One reason for this dislike is of this particular platform is it seems to be blocked a lot by k12 schools, more than likely due to the bar that rides across the top and includes a link to the “next blog” which is randomly loaded. The issue here, I imagine, is the chance that the next blog will be significantly less than educational. I initially tried blogger, but when I decided it was risky due to that little feature, moved over to Edublogs, which I’ve grown quite comfortable with, and must say the behind the scenes helpers have been immensely nice and generously helpful with any issues I have had. (thanks Sue!!)
Another issue I had with Google’s Blogger platform was the feed. While it behaved like a blog, allowing comments and feed I could subscribe to in my reader, it lacked a feature I liked in WordPress and Edublogs–>a comment feed. The comments feed allows one to read blogs in their reader as if they are a conversation. When people asked me what platform they should try, I would suggest first Edublogs, then WordPress, and then strongly steer them away from Blogger, no matter how easy it was reported as being. Why? No comments feed available. Well, I guess Google got wind of this complaint (surely not from little ol’ unimportant me). They have made the fix and made it possible for Blogger users to add in their subscription feeds to their side bars–both for all posts and all comments. (How? Simply go into the dashboard, find layout, add a page element, and select subscription feeds.)

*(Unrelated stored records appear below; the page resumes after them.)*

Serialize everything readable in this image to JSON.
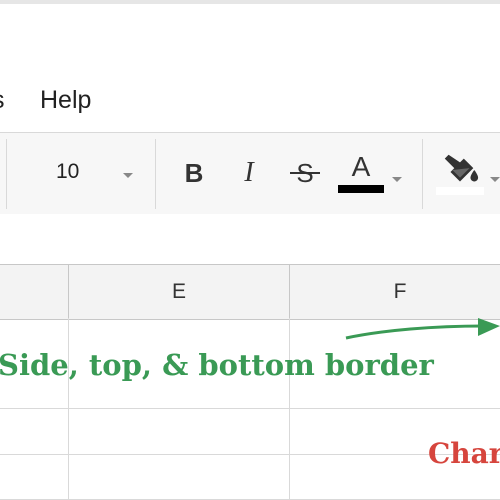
{
  "menu": {
    "partial_item": "s",
    "help_label": "Help"
  },
  "toolbar": {
    "font_size": "10",
    "bold_label": "B",
    "italic_label": "I",
    "strikethrough_label": "S",
    "text_color_label": "A",
    "text_color": "#000000",
    "fill_color": "#ffffff",
    "icons": [
      "bold-icon",
      "italic-icon",
      "strikethrough-icon",
      "text-color-icon",
      "fill-color-icon"
    ]
  },
  "grid": {
    "column_headers": [
      "E",
      "F"
    ]
  },
  "annotations": {
    "green_text": "Side, top, & bottom border",
    "green_color": "#3a9a55",
    "red_text": "Char",
    "red_color": "#d6453d"
  }
}
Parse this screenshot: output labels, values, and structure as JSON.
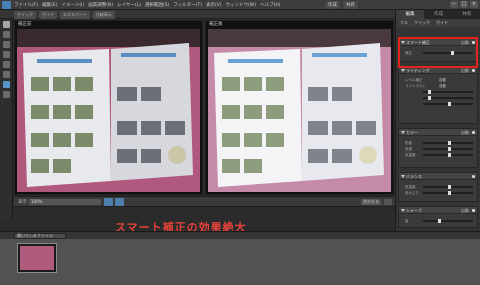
{
  "menubar": {
    "items": [
      "ファイル(F)",
      "編集(E)",
      "イメージ(I)",
      "画質調整(N)",
      "レイヤー(L)",
      "選択範囲(S)",
      "フィルター(T)",
      "表示(V)",
      "ウィンドウ(W)",
      "ヘルプ(H)"
    ],
    "right_buttons": [
      "作成",
      "共有",
      "作成",
      "共有"
    ],
    "window_controls": [
      "−",
      "□",
      "×"
    ]
  },
  "options_bar": {
    "buttons": [
      "クイック",
      "ガイド",
      "エキスパート",
      "比較表示"
    ]
  },
  "panes": {
    "before_label": "補正前",
    "after_label": "補正後"
  },
  "statusbar": {
    "zoom_label": "表示",
    "zoom_value": "100%",
    "fit_label": "合わせる"
  },
  "bin": {
    "select_label": "開いているファイル"
  },
  "caption": "スマート補正の効果絶大",
  "right_panel": {
    "tabs": [
      "編集",
      "作成",
      "共有"
    ],
    "active_tab_index": 0,
    "subtabs": [
      "フル",
      "クイック",
      "ガイド"
    ],
    "sections": [
      {
        "title": "スマート補正",
        "auto": "自動",
        "rows": [
          {
            "label": "補正",
            "type": "slider"
          }
        ]
      },
      {
        "title": "ライティング",
        "auto": "自動",
        "rows": [
          {
            "label": "レベル補正",
            "value": "自動"
          },
          {
            "label": "コントラスト",
            "value": "自動"
          },
          {
            "label": "",
            "type": "slider"
          },
          {
            "label": "",
            "type": "slider"
          },
          {
            "label": "",
            "type": "slider"
          }
        ]
      },
      {
        "title": "カラー",
        "auto": "自動",
        "rows": [
          {
            "label": "彩度",
            "type": "slider"
          },
          {
            "label": "色相",
            "type": "slider"
          },
          {
            "label": "色温度",
            "type": "slider"
          }
        ]
      },
      {
        "title": "バランス",
        "auto": "",
        "rows": [
          {
            "label": "色温度",
            "type": "slider"
          },
          {
            "label": "色かぶり",
            "type": "slider"
          }
        ]
      },
      {
        "title": "シャープ",
        "auto": "自動",
        "rows": [
          {
            "label": "量",
            "type": "slider"
          }
        ]
      }
    ]
  },
  "colors": {
    "highlight": "#e5231d",
    "caption": "#e8433a",
    "before_bg": "#b0587e",
    "after_bg": "#c48aa8"
  }
}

What does this mean? It means now I can subscribe to their posts and comments, and really feel a part of a conversation happening in a blog. As it was, if I followed a blogger user, I had to leave my aggregator to read comments. Now they will come to me in my reader. W00T.

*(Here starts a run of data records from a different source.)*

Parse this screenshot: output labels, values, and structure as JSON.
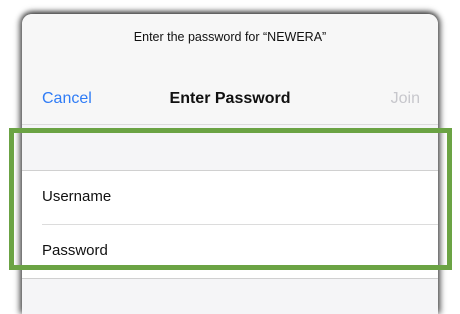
{
  "dialog": {
    "prompt": "Enter the password for “NEWERA”",
    "title": "Enter Password",
    "cancel_label": "Cancel",
    "join_label": "Join"
  },
  "fields": {
    "username_label": "Username",
    "password_label": "Password"
  },
  "colors": {
    "accent": "#2f7cf6",
    "disabled": "#c7c7cc",
    "highlight": "#6ba344"
  }
}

No, I’m not going back to Blogger. But I will stop steering newbies away from it. I will recommend it AFTER Edublogs, and then only as a last resort. Sorry Google–lose the risky and totally unecessary “next blog” feature. Make that an optional feature instead.